  14.139  
  14.140  lemmas distrib = add_mult_distrib add_mult_distrib2
  14.141  
  14.142 @@ -116,7 +107,7 @@
  14.143      by (simp add: distrib)
  14.144    also assume "?S n = n * (n + 1) * (2 * n + 1)"
  14.145    also have "... + 6 * (n + 1)^Suc (Suc 0) =
  14.146 -    (n + 1) * (n + 2) * (2 * (n + 1) + 1)" by (simp add: distrib)
  14.147 +      (n + 1) * (n + 2) * (2 * (n + 1) + 1)" by (simp add: distrib)
  14.148    finally show "?P (Suc n)" by simp
  14.149  qed
  14.150  
  14.151 @@ -134,25 +125,23 @@
  14.152    finally show "?P (Suc n)" by simp
  14.153  qed
  14.154  
  14.155 -text {*

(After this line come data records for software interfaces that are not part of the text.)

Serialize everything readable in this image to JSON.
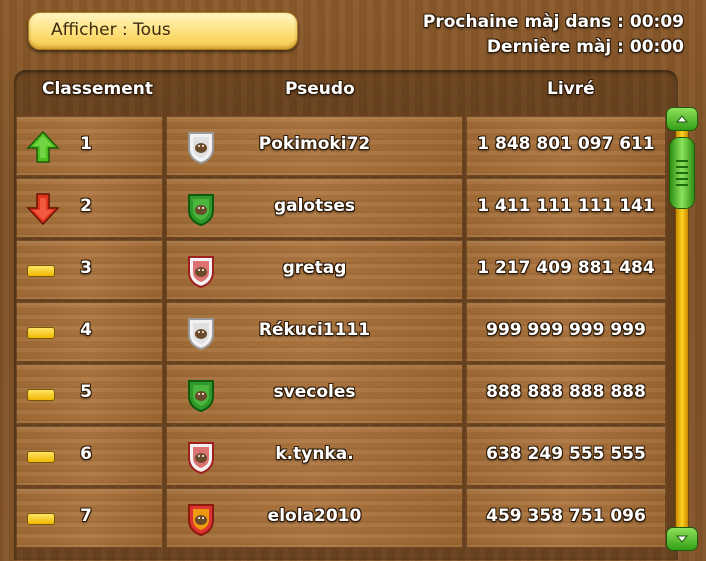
{
  "filter": {
    "label": "Afficher : Tous"
  },
  "timers": {
    "next_update": "Prochaine màj dans : 00:09",
    "last_update": "Dernière màj : 00:00"
  },
  "columns": {
    "rank": "Classement",
    "player": "Pseudo",
    "delivered": "Livré"
  },
  "rows": [
    {
      "trend": "up",
      "rank": "1",
      "pseudo": "Pokimoki72",
      "delivered": "1 848 801 097 611",
      "emblem": "white"
    },
    {
      "trend": "down",
      "rank": "2",
      "pseudo": "galotses",
      "delivered": "1 411 111 111 141",
      "emblem": "green"
    },
    {
      "trend": "same",
      "rank": "3",
      "pseudo": "gretag",
      "delivered": "1 217 409 881 484",
      "emblem": "red-white"
    },
    {
      "trend": "same",
      "rank": "4",
      "pseudo": "Rékuci1111",
      "delivered": "999 999 999 999",
      "emblem": "white"
    },
    {
      "trend": "same",
      "rank": "5",
      "pseudo": "svecoles",
      "delivered": "888 888 888 888",
      "emblem": "green"
    },
    {
      "trend": "same",
      "rank": "6",
      "pseudo": "k.tynka.",
      "delivered": "638 249 555 555",
      "emblem": "red-white"
    },
    {
      "trend": "same",
      "rank": "7",
      "pseudo": "elola2010",
      "delivered": "459 358 751 096",
      "emblem": "red-gold"
    }
  ],
  "colors": {
    "up": "#4cbf1e",
    "down": "#e0341b",
    "same": "#f5c400",
    "accent": "#fde07a"
  }
}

  14.156 - Comparing these examples with the tactic script version
  14.157 - \url{http://isabelle.in.tum.de/library/HOL/ex/NatSum.html}, we note
  14.158 - an important difference of how induction vs.\ simplification is
  14.159 - applied.  While \cite[\S10]{isabelle-ref} advises for these examples
  14.160 - that ``induction should not be applied until the goal is in the
  14.161 - simplest form'' this would be a very bad idea in our setting.
  14.162 +text {* Comparing these examples with the tactic script version
  14.163 +  \url{http://isabelle.in.tum.de/library/HOL/ex/NatSum.html}, we note
  14.164 +  an important difference of how induction vs.\ simplification is
  14.165 +  applied.  While \cite[\S10]{isabelle-ref} advises for these examples
  14.166 +  that ``induction should not be applied until the goal is in the
  14.167 +  simplest form'' this would be a very bad idea in our setting.
  14.168  
  14.169 - Simplification normalizes all arithmetic expressions involved,
  14.170 - producing huge intermediate goals.  With applying induction
  14.171 - afterwards, the Isar proof text would have to reflect the emerging
  14.172 - configuration by appropriate sub-proofs.  This would result in badly
  14.173 - structured, low-level technical reasoning, without any good idea of
  14.174 - the actual point.
  14.175 +  Simplification normalizes all arithmetic expressions involved,
  14.176 +  producing huge intermediate goals.  With applying induction
  14.177 +  afterwards, the Isar proof text would have to reflect the emerging
  14.178 +  configuration by appropriate sub-proofs.  This would result in badly
  14.179 +  structured, low-level technical reasoning, without any good idea of
  14.180 +  the actual point.
  14.181  
  14.182 - \medskip As a general rule of good proof style, automatic methods
  14.183 - such as $\idt{simp}$ or $\idt{auto}$ should normally be never used as
  14.184 - initial proof methods, but only as terminal ones, solving certain
  14.185 - goals completely.
  14.186 -*}
  14.187 +  \medskip As a general rule of good proof style, automatic methods
  14.188 +  such as $\idt{simp}$ or $\idt{auto}$ should normally be never used
  14.189 +  as initial proof methods, but only as terminal ones, solving certain
  14.190 +  goals completely.  *}
  14.191  
  14.192  end